Companies are typically tied to a contract for a specific period, usually one to three years. This means you cannot transfer to another supplier in the middle of the deal without possibly incurring penalties and fees. As such, smaller businesses usually receive a reminder from Ofgem containing details of the current contract as well as the pitfalls of switching before the deal is up. As a guide for small businesses who are in the process of changing suppliers for the first time, take note of the following steps and reminders.
Step 1: Terminating your current contract
You need to terminate your existing contract proactively, otherwise, the supplier will automatically renew it for another term. For some, the extension does not sound like a bad idea, but the problem is, your supplier will likely put you on a more expensive rate.
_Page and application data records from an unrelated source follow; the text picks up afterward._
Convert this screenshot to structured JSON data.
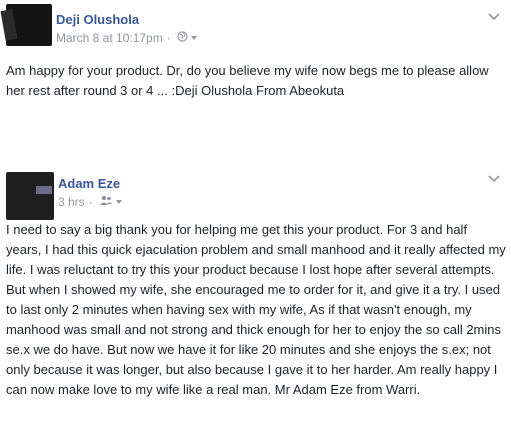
{
  "posts": [
    {
      "author": "Deji Olushola",
      "timestamp": "March 8 at 10:17pm",
      "separator": "·",
      "privacy_icon": "globe-icon",
      "menu_icon": "chevron-down-icon",
      "text": "Am happy for your product. Dr, do you believe my wife now begs me to please allow her rest after round 3 or 4 ... :Deji Olushola From Abeokuta"
    },
    {
      "author": "Adam Eze",
      "timestamp": "3 hrs",
      "separator": "·",
      "privacy_icon": "friends-icon",
      "menu_icon": "chevron-down-icon",
      "text": "I need to say a big thank you for helping me get this your product. For 3 and half years, I had this quick ejaculation problem and small manhood and it really affected my life. I was reluctant to try this your product because I lost hope after several attempts. But when I showed my wife, she encouraged me to order for it, and give it a try. I used to last only 2 minutes when having sex with my wife, As if that wasn't enough, my manhood was small and not strong and thick enough for her to enjoy the so call 2mins se.x we do have. But now we have it for like 20 minutes and she enjoys the s.ex; not only because it was longer, but also because I gave it to her harder. Am really happy I can now make love to my wife like a real man. Mr Adam Eze from Warri."
    }
  ],
  "colors": {
    "author": "#365899",
    "meta": "#90949c",
    "text": "#1d2129"
  }
}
As such, communicate with your supplier before your current term expires and request to have it terminated when the time is up.
Your current supplier will only give you a specific amount of time to cancel your agreement. As such it is vital to have a reminder set in case your business does not belong in Ofgem’s category of companies eligible to receive reminder letters.
Step 2: Shopping around for new rates
After terminating your contract, you can now proceed to the next step which is comparing prices and shopping around for a new provider. For a more comprehensive process of searching for a new rate, take note of the following suggestions:
- Use a utility comparison website like Utility Bidder to compare quotes from different suppliers. Comparison websites also offer a one-stop shop for switching to a new provider, which means you have the choice to use their services or not.
- If you have the time to do it, you can also personally call each of the big six for a quote. You should also consider other small suppliers because they may have better offers than the big players.
- The last option is to hire a broker to manage the entire process for you.
Choosing which route to take in finding the best rate is all about convenience and the time you are willing to spend if you want to take on the task yourself.
Step 3: Transferring to the new supplier
It may take longer for a business to switch from one provider to another compared to residential consumers. Since the new contract does not begin until your current agreement expires, you will need to wait until then for the new deal to kick in. Before your new agreement starts, ask your previous supplier for a final invoice, and make sure that all paperwork is signed by the proper signatory to prevent any issues later.